+++ SUPPLIED RECORDS +++

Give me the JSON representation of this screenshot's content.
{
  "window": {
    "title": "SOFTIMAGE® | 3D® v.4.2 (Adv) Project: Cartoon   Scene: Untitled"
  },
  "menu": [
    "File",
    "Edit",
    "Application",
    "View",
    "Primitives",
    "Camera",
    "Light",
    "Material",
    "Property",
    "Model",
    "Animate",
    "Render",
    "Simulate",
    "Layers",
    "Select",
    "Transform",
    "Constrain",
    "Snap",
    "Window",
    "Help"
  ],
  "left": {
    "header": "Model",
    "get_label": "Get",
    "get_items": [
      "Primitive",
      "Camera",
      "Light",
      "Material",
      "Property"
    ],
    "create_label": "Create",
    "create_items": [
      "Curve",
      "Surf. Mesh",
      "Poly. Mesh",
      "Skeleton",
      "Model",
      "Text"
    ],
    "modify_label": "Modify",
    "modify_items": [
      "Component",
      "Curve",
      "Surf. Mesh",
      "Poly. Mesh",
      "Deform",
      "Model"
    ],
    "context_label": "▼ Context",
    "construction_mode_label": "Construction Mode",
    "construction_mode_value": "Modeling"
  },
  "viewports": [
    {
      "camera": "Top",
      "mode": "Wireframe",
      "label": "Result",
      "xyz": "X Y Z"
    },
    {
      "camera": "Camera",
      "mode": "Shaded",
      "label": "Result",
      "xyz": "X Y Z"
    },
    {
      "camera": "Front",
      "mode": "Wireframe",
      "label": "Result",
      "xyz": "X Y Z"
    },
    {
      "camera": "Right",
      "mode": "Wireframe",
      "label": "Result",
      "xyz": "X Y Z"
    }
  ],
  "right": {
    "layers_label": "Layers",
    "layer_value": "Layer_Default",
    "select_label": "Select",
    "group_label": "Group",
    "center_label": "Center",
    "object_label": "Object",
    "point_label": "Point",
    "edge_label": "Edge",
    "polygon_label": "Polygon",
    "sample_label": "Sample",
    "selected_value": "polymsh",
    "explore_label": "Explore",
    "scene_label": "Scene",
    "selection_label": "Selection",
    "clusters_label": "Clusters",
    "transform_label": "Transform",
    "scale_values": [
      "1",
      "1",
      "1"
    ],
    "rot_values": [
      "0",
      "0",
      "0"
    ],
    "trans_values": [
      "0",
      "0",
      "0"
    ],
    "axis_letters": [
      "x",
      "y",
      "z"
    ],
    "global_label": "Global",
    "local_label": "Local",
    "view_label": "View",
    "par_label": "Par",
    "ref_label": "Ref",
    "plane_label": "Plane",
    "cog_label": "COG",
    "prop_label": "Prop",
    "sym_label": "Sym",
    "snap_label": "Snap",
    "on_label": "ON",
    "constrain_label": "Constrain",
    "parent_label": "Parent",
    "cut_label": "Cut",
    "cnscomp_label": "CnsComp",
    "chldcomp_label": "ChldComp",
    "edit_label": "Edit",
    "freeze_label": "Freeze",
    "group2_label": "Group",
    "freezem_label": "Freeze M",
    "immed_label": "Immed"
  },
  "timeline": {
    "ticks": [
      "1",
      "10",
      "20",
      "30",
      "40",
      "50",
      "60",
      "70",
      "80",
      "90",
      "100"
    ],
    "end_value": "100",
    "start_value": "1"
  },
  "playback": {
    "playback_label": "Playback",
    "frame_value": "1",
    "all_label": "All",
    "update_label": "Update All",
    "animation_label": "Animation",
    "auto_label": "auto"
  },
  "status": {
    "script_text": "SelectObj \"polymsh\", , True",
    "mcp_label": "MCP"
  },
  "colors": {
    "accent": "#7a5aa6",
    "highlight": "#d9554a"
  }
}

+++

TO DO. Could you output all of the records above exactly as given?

SOLUTION FOR THIS EXERCISE.
Give me the JSON representation of this screenshot's content.
{
  "window": {
    "title": "SOFTIMAGE® | 3D® v.4.2 (Adv) Project: Cartoon   Scene: Untitled"
  },
  "menu": [
    "File",
    "Edit",
    "Application",
    "View",
    "Primitives",
    "Camera",
    "Light",
    "Material",
    "Property",
    "Model",
    "Animate",
    "Render",
    "Simulate",
    "Layers",
    "Select",
    "Transform",
    "Constrain",
    "Snap",
    "Window",
    "Help"
  ],
  "left": {
    "header": "Model",
    "get_label": "Get",
    "get_items": [
      "Primitive",
      "Camera",
      "Light",
      "Material",
      "Property"
    ],
    "create_label": "Create",
    "create_items": [
      "Curve",
      "Surf. Mesh",
      "Poly. Mesh",
      "Skeleton",
      "Model",
      "Text"
    ],
    "modify_label": "Modify",
    "modify_items": [
      "Component",
      "Curve",
      "Surf. Mesh",
      "Poly. Mesh",
      "Deform",
      "Model"
    ],
    "context_label": "▼ Context",
    "construction_mode_label": "Construction Mode",
    "construction_mode_value": "Modeling"
  },
  "viewports": [
    {
      "camera": "Top",
      "mode": "Wireframe",
      "label": "Result",
      "xyz": "X Y Z"
    },
    {
      "camera": "Camera",
      "mode": "Shaded",
      "label": "Result",
      "xyz": "X Y Z"
    },
    {
      "camera": "Front",
      "mode": "Wireframe",
      "label": "Result",
      "xyz": "X Y Z"
    },
    {
      "camera": "Right",
      "mode": "Wireframe",
      "label": "Result",
      "xyz": "X Y Z"
    }
  ],
  "right": {
    "layers_label": "Layers",
    "layer_value": "Layer_Default",
    "select_label": "Select",
    "group_label": "Group",
    "center_label": "Center",
    "object_label": "Object",
    "point_label": "Point",
    "edge_label": "Edge",
    "polygon_label": "Polygon",
    "sample_label": "Sample",
    "selected_value": "polymsh",
    "explore_label": "Explore",
    "scene_label": "Scene",
    "selection_label": "Selection",
    "clusters_label": "Clusters",
    "transform_label": "Transform",
    "scale_values": [
      "1",
      "1",
      "1"
    ],
    "rot_values": [
      "0",
      "0",
      "0"
    ],
    "trans_values": [
      "0",
      "0",
      "0"
    ],
    "axis_letters": [
      "x",
      "y",
      "z"
    ],
    "global_label": "Global",
    "local_label": "Local",
    "view_label": "View",
    "par_label": "Par",
    "ref_label": "Ref",
    "plane_label": "Plane",
    "cog_label": "COG",
    "prop_label": "Prop",
    "sym_label": "Sym",
    "snap_label": "Snap",
    "on_label": "ON",
    "constrain_label": "Constrain",
    "parent_label": "Parent",
    "cut_label": "Cut",
    "cnscomp_label": "CnsComp",
    "chldcomp_label": "ChldComp",
    "edit_label": "Edit",
    "freeze_label": "Freeze",
    "group2_label": "Group",
    "freezem_label": "Freeze M",
    "immed_label": "Immed"
  },
  "timeline": {
    "ticks": [
      "1",
      "10",
      "20",
      "30",
      "40",
      "50",
      "60",
      "70",
      "80",
      "90",
      "100"
    ],
    "end_value": "100",
    "start_value": "1"
  },
  "playback": {
    "playback_label": "Playback",
    "frame_value": "1",
    "all_label": "All",
    "update_label": "Update All",
    "animation_label": "Animation",
    "auto_label": "auto"
  },
  "status": {
    "script_text": "SelectObj \"polymsh\", , True",
    "mcp_label": "MCP"
  },
  "colors": {
    "accent": "#7a5aa6",
    "highlight": "#d9554a"
  }
}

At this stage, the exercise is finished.